A Summary of Chipping and Grinding Noise Research at Rensselaer Polytechnic Institute.
Scarton-HA; Kennedy-WC; Caplan-CR; Lacey-JA; Gaylo-KR
NIOSH 1981 Aug:238-252
Work on the control of noise at the source which was carried out at the Rensselear Polytechnic Institute was reviewed, and an analysis was made of the noise generated by a 15,000 revolutions per minute pneumatic horizontal grinder and a pneumatic metal chipping hammer. A new muffler concept was developed and retrofitted to the tested machines. Improvements made in the horizontal extension grinder resulted in the reduction of its free running noise level from 89 to 84 decibels-A (dBA) measured at a distance of 61 centimeters in a room with reverberant noise; the grinding noise of the machine was reduced by 4dBA to 87dBA, while the grinder transient shutoff response declined by 14dBA to 92.5dBA. Noise data recorded for a pneumatic metal chipping hammer were also presented. From a comparison of anechoic data to data recorded during the actual cutting of heavy stock, it was established that the noise from this tool was generated primarily from within the hammer, especially from the chisel. Slow response readings yielded levels of about 106dBA, while peak readings were as high as 128dBA. Mechanical signature analysis of the chipping hammer signal revealed structure borne resonance.

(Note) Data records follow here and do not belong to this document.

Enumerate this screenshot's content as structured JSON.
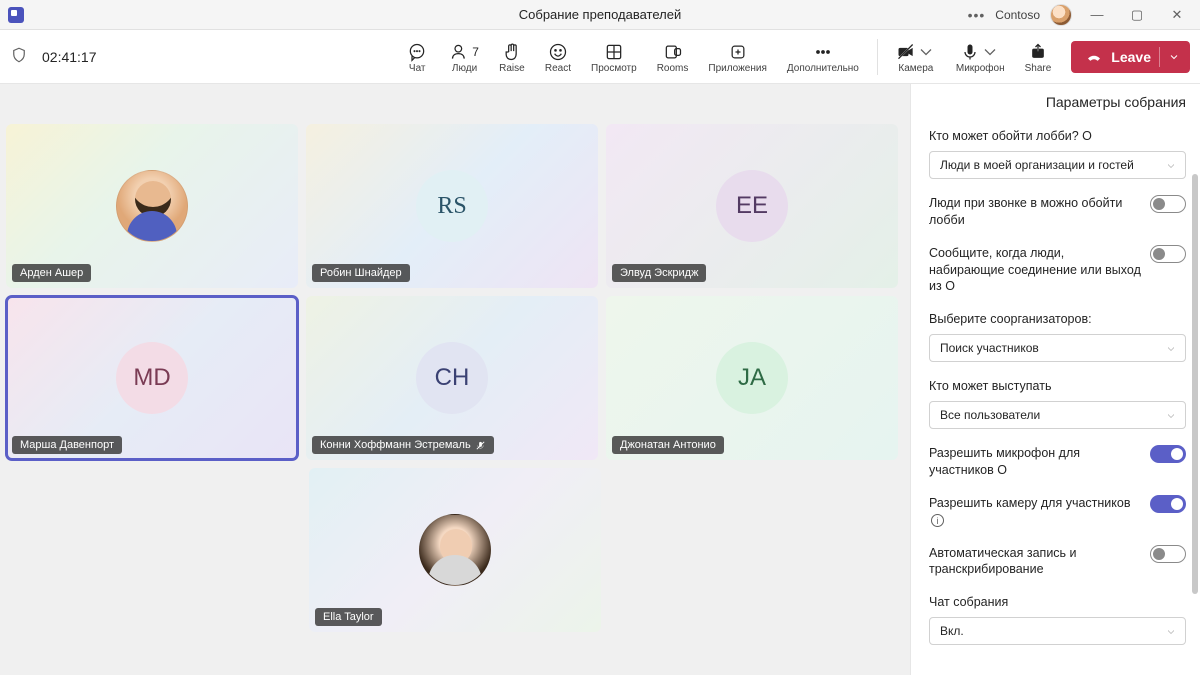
{
  "titlebar": {
    "title": "Собрание преподавателей",
    "tenant": "Contoso"
  },
  "toolbar": {
    "timer": "02:41:17",
    "chat": "Чат",
    "people": "Люди",
    "people_count": "7",
    "raise": "Raise",
    "react": "React",
    "view": "Просмотр",
    "rooms": "Rooms",
    "apps": "Приложения",
    "more": "Дополнительно",
    "camera": "Камера",
    "mic": "Микрофон",
    "share": "Share",
    "leave": "Leave"
  },
  "tiles": [
    {
      "name": "Арден Ашер",
      "initials": "",
      "photo": "arden",
      "muted": false
    },
    {
      "name": "Робин Шнайдер",
      "initials": "RS",
      "cls": "ini-rs",
      "grad": "grad-b"
    },
    {
      "name": "Элвуд Эскридж",
      "initials": "EE",
      "cls": "ini-ee",
      "grad": "grad-c"
    },
    {
      "name": "Марша Давенпорт",
      "initials": "MD",
      "cls": "ini-md",
      "grad": "grad-d",
      "active": true
    },
    {
      "name": "Конни Хоффманн Эстремаль",
      "initials": "CH",
      "cls": "ini-ch",
      "grad": "grad-e",
      "muted": true
    },
    {
      "name": "Джонатан Антонио",
      "initials": "JA",
      "cls": "ini-ja",
      "grad": "grad-f"
    },
    {
      "name": "Ella Taylor",
      "initials": "",
      "photo": "ella",
      "grad": "grad-g"
    }
  ],
  "panel": {
    "title": "Параметры собрания",
    "bypass_label": "Кто может обойти лобби?",
    "bypass_value": "Люди в моей организации и гостей",
    "dialin_label": "Люди при звонке в можно обойти лобби",
    "announce_label": "Сообщите, когда люди, набирающие соединение или выход из",
    "coorg_label": "Выберите соорганизаторов:",
    "coorg_value": "Поиск участников",
    "present_label": "Кто может выступать",
    "present_value": "Все пользователи",
    "allow_mic_label": "Разрешить микрофон для участников",
    "allow_cam_label": "Разрешить камеру для участников",
    "record_label": "Автоматическая запись и транскрибирование",
    "chat_label": "Чат собрания",
    "chat_value": "Вкл.",
    "info_glyph": "i",
    "o_glyph": "О"
  }
}
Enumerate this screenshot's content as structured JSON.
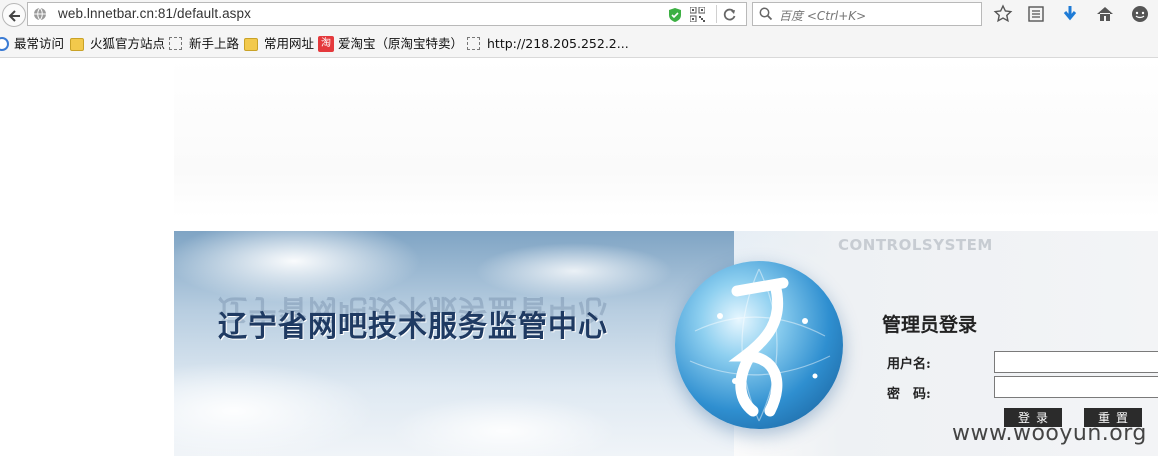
{
  "browser": {
    "url": "web.lnnetbar.cn:81/default.aspx",
    "search_placeholder": "百度 <Ctrl+K>",
    "bookmarks": [
      {
        "label": "最常访问",
        "icon": "most-visited-icon"
      },
      {
        "label": "火狐官方站点",
        "icon": "folder-icon"
      },
      {
        "label": "新手上路",
        "icon": "page-icon"
      },
      {
        "label": "常用网址",
        "icon": "folder-icon"
      },
      {
        "label": "爱淘宝（原淘宝特卖）",
        "icon": "taobao-icon",
        "icon_text": "淘"
      },
      {
        "label": "http://218.205.252.2...",
        "icon": "page-icon"
      }
    ]
  },
  "page": {
    "brand": "CONTROLSYSTEM",
    "title": "辽宁省网吧技术服务监管中心",
    "login": {
      "heading": "管理员登录",
      "username_label": "用户名:",
      "password_label": "密　码:",
      "username_value": "",
      "password_value": "",
      "login_button": "登录",
      "reset_button": "重置"
    },
    "watermark": "www.wooyun.org"
  },
  "colors": {
    "title": "#1f3a62",
    "button_bg": "#2b2b2b",
    "download_arrow": "#1e7bd6"
  }
}
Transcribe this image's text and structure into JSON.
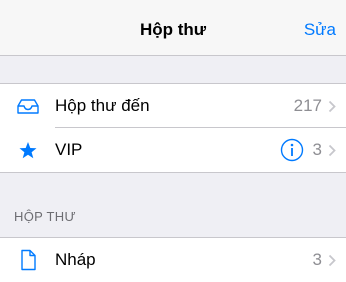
{
  "navbar": {
    "title": "Hộp thư",
    "edit_label": "Sửa"
  },
  "mailboxes": [
    {
      "label": "Hộp thư đến",
      "count": "217",
      "icon": "inbox-tray-icon"
    },
    {
      "label": "VIP",
      "count": "3",
      "icon": "star-icon"
    }
  ],
  "section": {
    "header": "HỘP THƯ"
  },
  "folders": [
    {
      "label": "Nháp",
      "count": "3",
      "icon": "document-icon"
    }
  ],
  "colors": {
    "accent": "#007aff",
    "background": "#efeff4",
    "secondary_text": "#8e8e93"
  }
}
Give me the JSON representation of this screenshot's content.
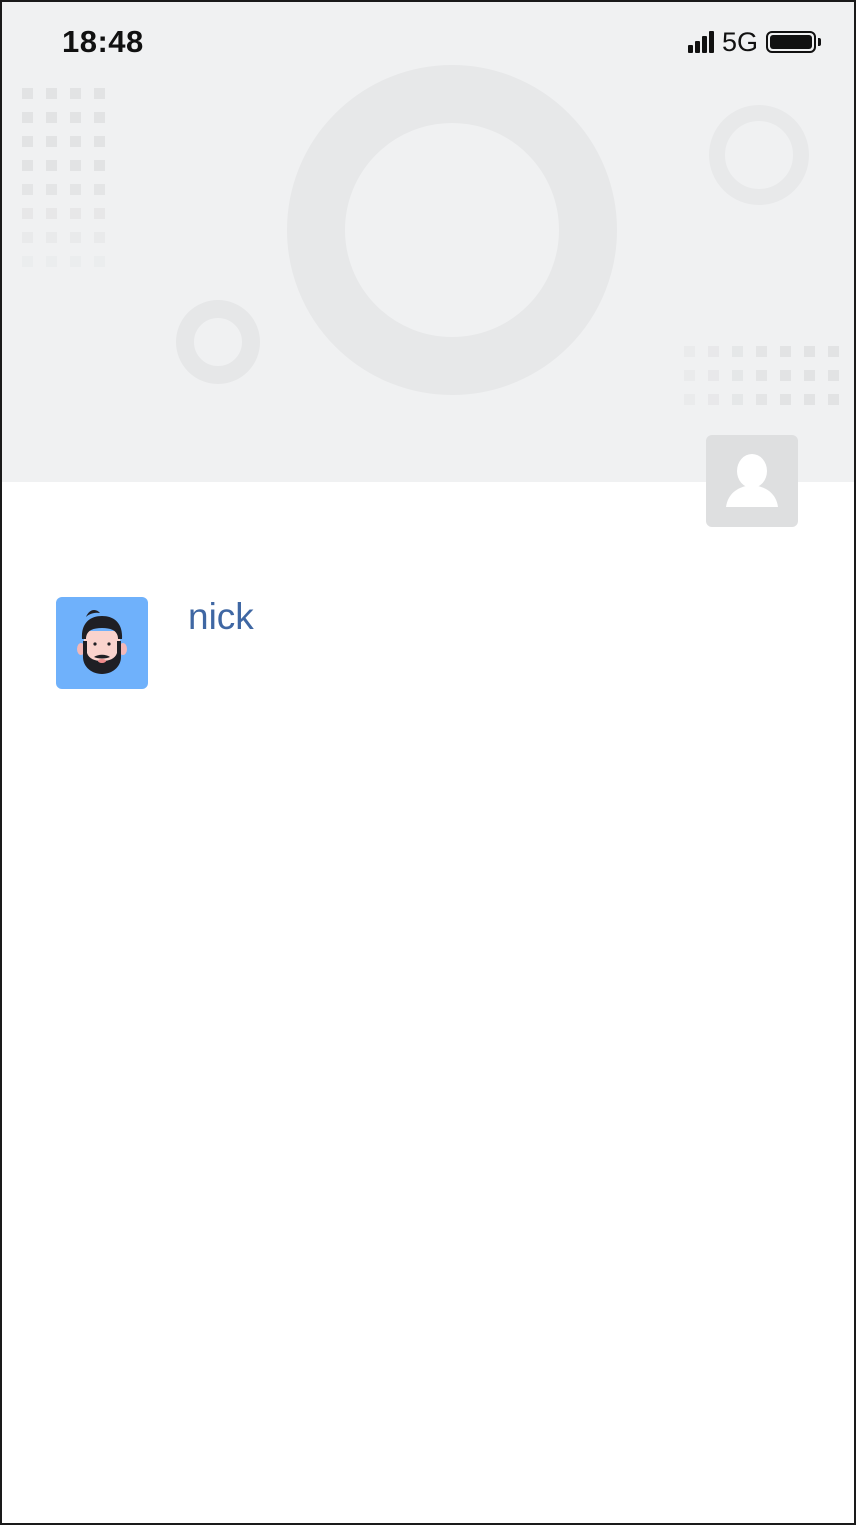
{
  "status_bar": {
    "time": "18:48",
    "network": "5G",
    "signal_icon": "signal-bars-icon",
    "battery_icon": "battery-full-icon",
    "battery_level": 1.0
  },
  "header": {
    "background_color": "#f0f1f2",
    "profile_avatar_icon": "user-silhouette-icon"
  },
  "contacts": [
    {
      "name": "nick",
      "avatar_icon": "bearded-man-avatar-icon",
      "avatar_bg": "#6fb1fb"
    }
  ],
  "colors": {
    "name_text": "#3f67a3",
    "avatar_placeholder": "#dedfe0"
  }
}
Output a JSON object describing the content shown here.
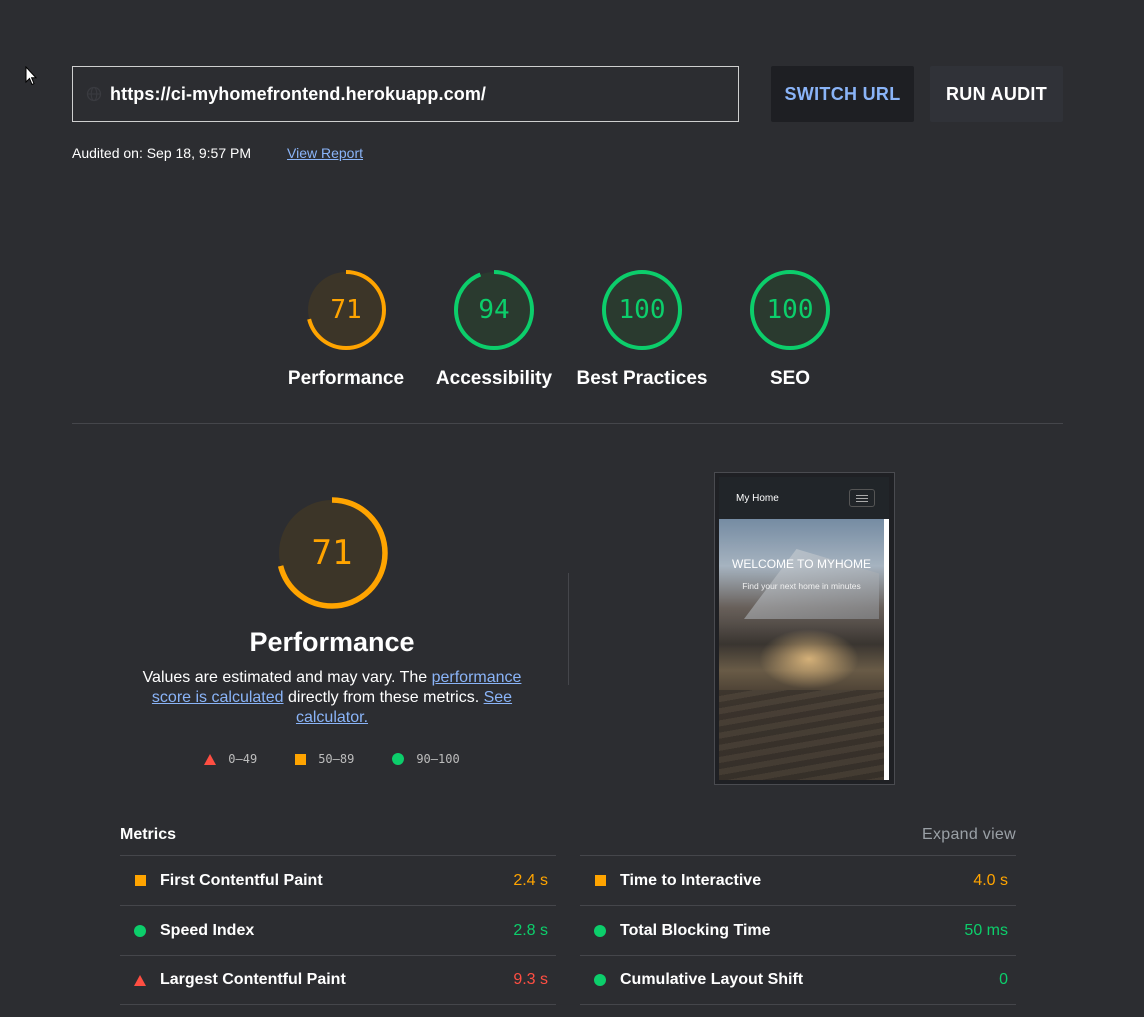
{
  "header": {
    "url": "https://ci-myhomefrontend.herokuapp.com/",
    "switch_url_label": "SWITCH URL",
    "run_audit_label": "RUN AUDIT",
    "audited_on": "Audited on: Sep 18, 9:57 PM",
    "view_report_label": "View Report"
  },
  "scores": [
    {
      "label": "Performance",
      "score": "71",
      "value": 71,
      "color": "#ffa400",
      "bg": "#3c3528"
    },
    {
      "label": "Accessibility",
      "score": "94",
      "value": 94,
      "color": "#0cce6b",
      "bg": "#2a3a2f"
    },
    {
      "label": "Best Practices",
      "score": "100",
      "value": 100,
      "color": "#0cce6b",
      "bg": "#2a3a2f"
    },
    {
      "label": "SEO",
      "score": "100",
      "value": 100,
      "color": "#0cce6b",
      "bg": "#2a3a2f"
    }
  ],
  "performance": {
    "score": "71",
    "value": 71,
    "title": "Performance",
    "desc_prefix": "Values are estimated and may vary. The ",
    "desc_link1": "performance score is calculated",
    "desc_middle": " directly from these metrics. ",
    "desc_link2": "See calculator.",
    "legend": [
      {
        "range": "0–49",
        "shape": "triangle",
        "color": "#ff4e42"
      },
      {
        "range": "50–89",
        "shape": "square",
        "color": "#ffa400"
      },
      {
        "range": "90–100",
        "shape": "circle",
        "color": "#0cce6b"
      }
    ]
  },
  "thumbnail": {
    "brand": "My Home",
    "hero_title": "WELCOME TO MYHOME",
    "hero_subtitle": "Find your next home in minutes"
  },
  "metrics": {
    "title": "Metrics",
    "expand_label": "Expand view",
    "left": [
      {
        "name": "First Contentful Paint",
        "value": "2.4 s",
        "status": "average"
      },
      {
        "name": "Speed Index",
        "value": "2.8 s",
        "status": "pass"
      },
      {
        "name": "Largest Contentful Paint",
        "value": "9.3 s",
        "status": "fail"
      }
    ],
    "right": [
      {
        "name": "Time to Interactive",
        "value": "4.0 s",
        "status": "average"
      },
      {
        "name": "Total Blocking Time",
        "value": "50 ms",
        "status": "pass"
      },
      {
        "name": "Cumulative Layout Shift",
        "value": "0",
        "status": "pass"
      }
    ]
  },
  "colors": {
    "pass": "#0cce6b",
    "average": "#ffa400",
    "fail": "#ff4e42",
    "link": "#8ab4f8"
  }
}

The authors state that this problem is under study, and further muffler development for this tool requires answers to the resonance problem.
NIOSH-Contract; Contract-210-79-0048; Noise-sources; Occupational-exposure; Noise-control; Control-methods; Industrial-equipment; Laboratory-testing;
Proceedings of the Symposium on Occupational Health Hazard Control Technology in the Foundry and Secondary Non-ferrous Smelting Industries, December 10-12, 1979, Chicago, Illinois, Division of Physical Sciences and Engineering, NIOSH, U.S. Department of Health and Human Services, Cincinnati, Ohio, DHHS (NIOSH) Publication No. 81-114